→ **Action item**:
Retype each line below precisely and omit all images.

* * * * * * *

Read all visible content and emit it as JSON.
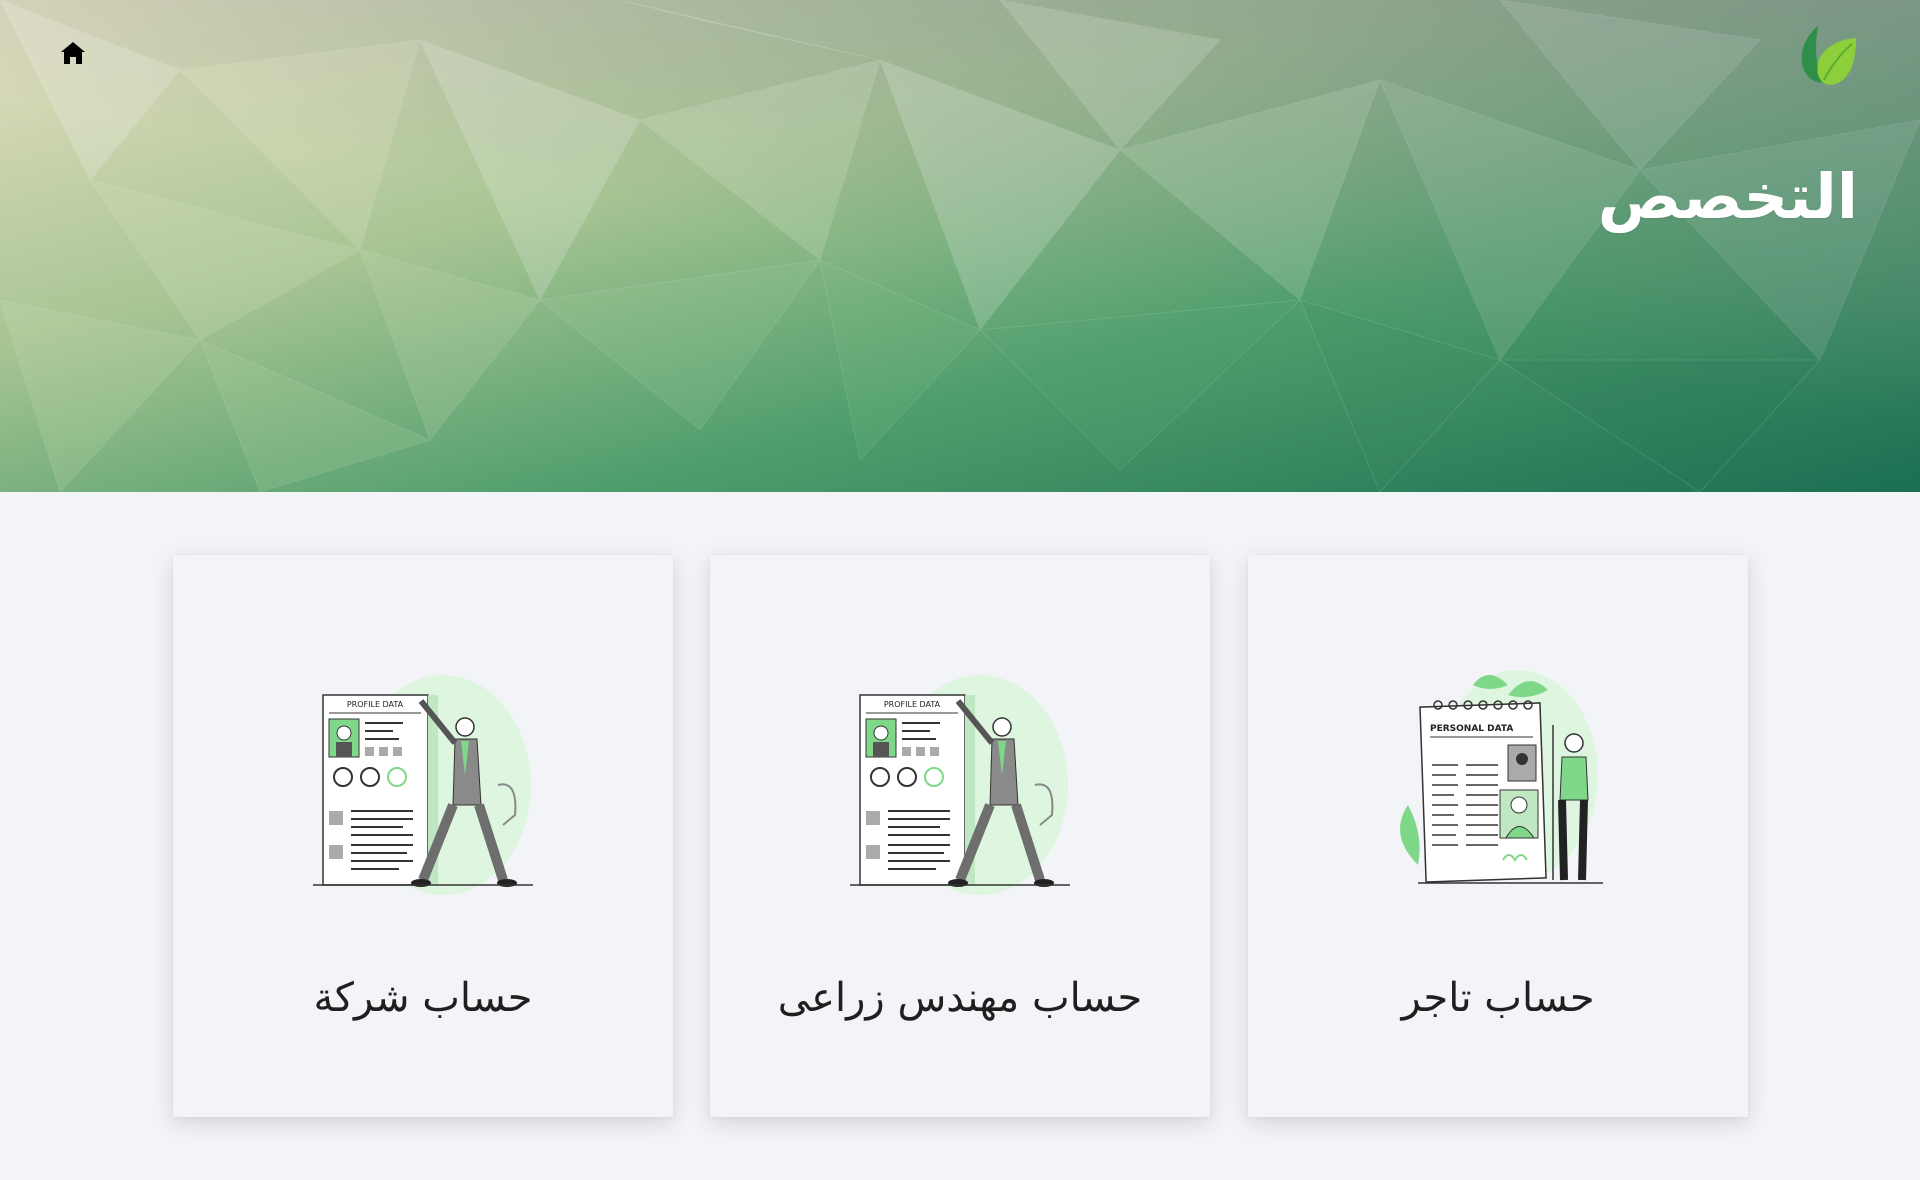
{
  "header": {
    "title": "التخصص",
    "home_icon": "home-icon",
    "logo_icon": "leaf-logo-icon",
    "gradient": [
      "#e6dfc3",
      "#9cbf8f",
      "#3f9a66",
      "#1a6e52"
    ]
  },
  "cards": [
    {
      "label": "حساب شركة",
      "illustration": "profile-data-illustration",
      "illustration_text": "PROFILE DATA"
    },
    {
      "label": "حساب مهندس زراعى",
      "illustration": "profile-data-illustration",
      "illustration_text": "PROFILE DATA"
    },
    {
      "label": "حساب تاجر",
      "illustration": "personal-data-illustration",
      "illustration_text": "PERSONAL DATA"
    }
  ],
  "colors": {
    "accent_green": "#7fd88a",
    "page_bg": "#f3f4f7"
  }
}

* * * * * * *

→ **Output for this exercise**:
Read all visible content and emit it as JSON.
{
  "header": {
    "title": "التخصص",
    "home_icon": "home-icon",
    "logo_icon": "leaf-logo-icon",
    "gradient": [
      "#e6dfc3",
      "#9cbf8f",
      "#3f9a66",
      "#1a6e52"
    ]
  },
  "cards": [
    {
      "label": "حساب شركة",
      "illustration": "profile-data-illustration",
      "illustration_text": "PROFILE DATA"
    },
    {
      "label": "حساب مهندس زراعى",
      "illustration": "profile-data-illustration",
      "illustration_text": "PROFILE DATA"
    },
    {
      "label": "حساب تاجر",
      "illustration": "personal-data-illustration",
      "illustration_text": "PERSONAL DATA"
    }
  ],
  "colors": {
    "accent_green": "#7fd88a",
    "page_bg": "#f3f4f7"
  }
}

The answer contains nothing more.